House Democrats' sit-in wasn't really about guns. It was about identity politics.
This week, House Democrats staged a 25-hour sit-in — wherein they literally sat on the floor of the House of Representatives — to get their way on gun control, calling for a vote on the so-called "No Fly No Buy" law that would prevent people on the no-fly list from being able to buy a gun.
A sit-in! How exciting! I remember the last time I attended a sit-in: It was when my daughter was absolutely adamant that she should get more dessert.
This whole thing was a farce. Journalist Michael Tracey had it right: "Dems are ginning up emotions over gun violence in support of an authoritarian measure that they know full well won't pass. It's craven. They are poisoning the debate, inflaming cultural resentment, and lessening the likelihood that anything meaningful will be done. It's a transparent election year ploy dressed up as principled resistance."
Nonetheless, many progressives gloated over the fact that liberal congressman and civil rights hero John Lewis was leading the sit-in. (The irony is that Lewis himself was once on the no-fly list.) But until very recently, progressives lambasted the no-fly list as an abomination, a secret list of disproportionately brown enemies drawn up incompetently and without due process. As a civil rights hero, Lewis should be wary of secret government lists. Let's not forget that, among gun owners who were on government watchlists, we can name none other than Martin Luther King, Jr.
Many progressives realize this is a bad hill to die on. It's foolish politically, and it's bad on the policy merits. These sorts of theatrics make progress, as gun controllers define it, less likely. But the debate has nothing to do with gun violence, and everything to do with identity. It's about the kind of person you are, and what you value. That's why it's so impossibly angry, so impossibly fraught. That's why people are picking exactly the wrong hills to die on.
Many progressives believe that the sort of person who wants to own guns is in some sense both deranged and evil. To conservatives, anyone who believes that is equally deranged. Look at this through psychologist Jonathan Haidt's "moral foundations" framework for understanding how we view morality. Haidt says the way we determine whether or not something is moral is by evaluating it along five dimensions: sanctity/degradation, authority/subversion, loyalty/betrayal, fairness/cheating, and care/harm.

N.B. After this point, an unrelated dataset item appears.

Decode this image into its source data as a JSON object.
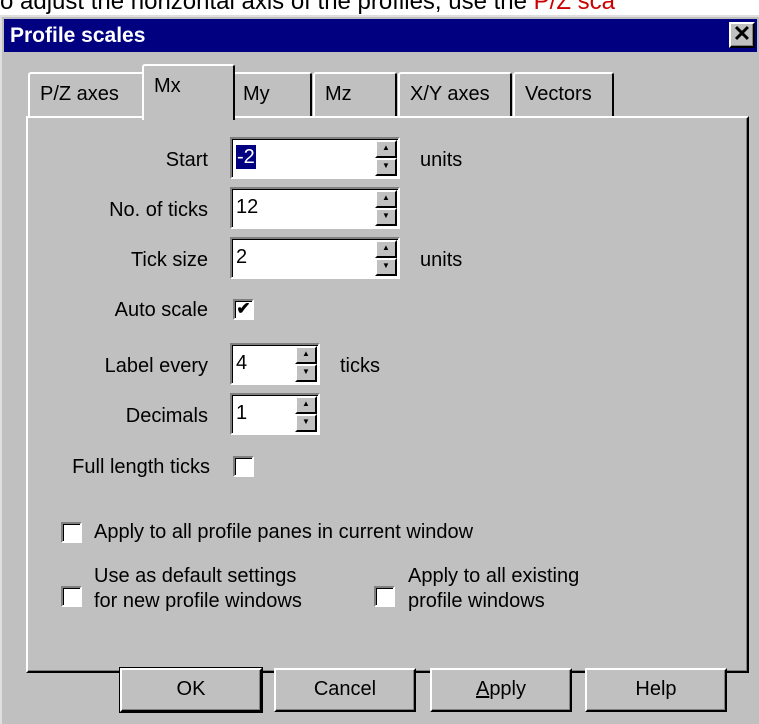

One reason we humans have moral disagreements is because some of us are more sensitive to those dimensions than others. For example, Haidt's work has found that self-identified progressives have very strong feelings when it comes to the "care/harm" dimension — empathy for pain and suffering — and very weak feelings when it comes to the other dimensions.
If your main way of looking at the world is through the moral lens of empathy for pain, and if you think the most morally disgusting thing imaginable is to harm someone else, and the most morally praiseworthy thing is to care for that someone, then by definition, you will revile gun ownership. A gun owner is someone who is ready to harm someone else.
Indeed, many progressives seem to feel that the very existence of guns is somehow immoral, that their very presence makes things most violent, as if they were imbued with dark magic powers. For them, guns are the ultimate signifier of sacrilege against their picture of the ideal society, which is a society entirely focused on care and harm avoidance.
Conservatives, of course, don't see things this way. It's not that the care/harm dimension isn't important to them. It's that to conservatives, values such as self-reliance, autonomy, and pride are often more important. To a conservative, a gun is not only a non-problematic, neutral tool, but actually a sign of civilization, insofar as it empowers the individual to protect his life, his family, his property, and his civil rights without needing the government to intervene. Gun-free societies strike many conservatives as un-civilized, not more civilized, because societies seem to infantilize their citizens by refusing to trust them with guns.
I'm not going to attempt to determine who's right and who's wrong. The point is this: The very thing the progressive sees as a proof and agent of barbarism is also the very thing the conservative sees as a sign of civilization.
Notice how far we we've wandered from statistics about gun violence, or the topic of policies on reducing suicides, or tackling mental illness, or tracking ammunition, or AR-15s.
How you feel about guns reveals an entire worldview, an entire vision of what is good, true, and beautiful about life. The two sides are diametrically opposed. To the person on the other side of the divide, how you feel about guns reveals your character as profoundly disgusting — and profoundly opposed to everything that is good about life.
Which, of course, makes it the ideal political issue, one that's perfect for saying: "I despise and hate you and everything you stand for."
Meanwhile, gun violence will keep happening.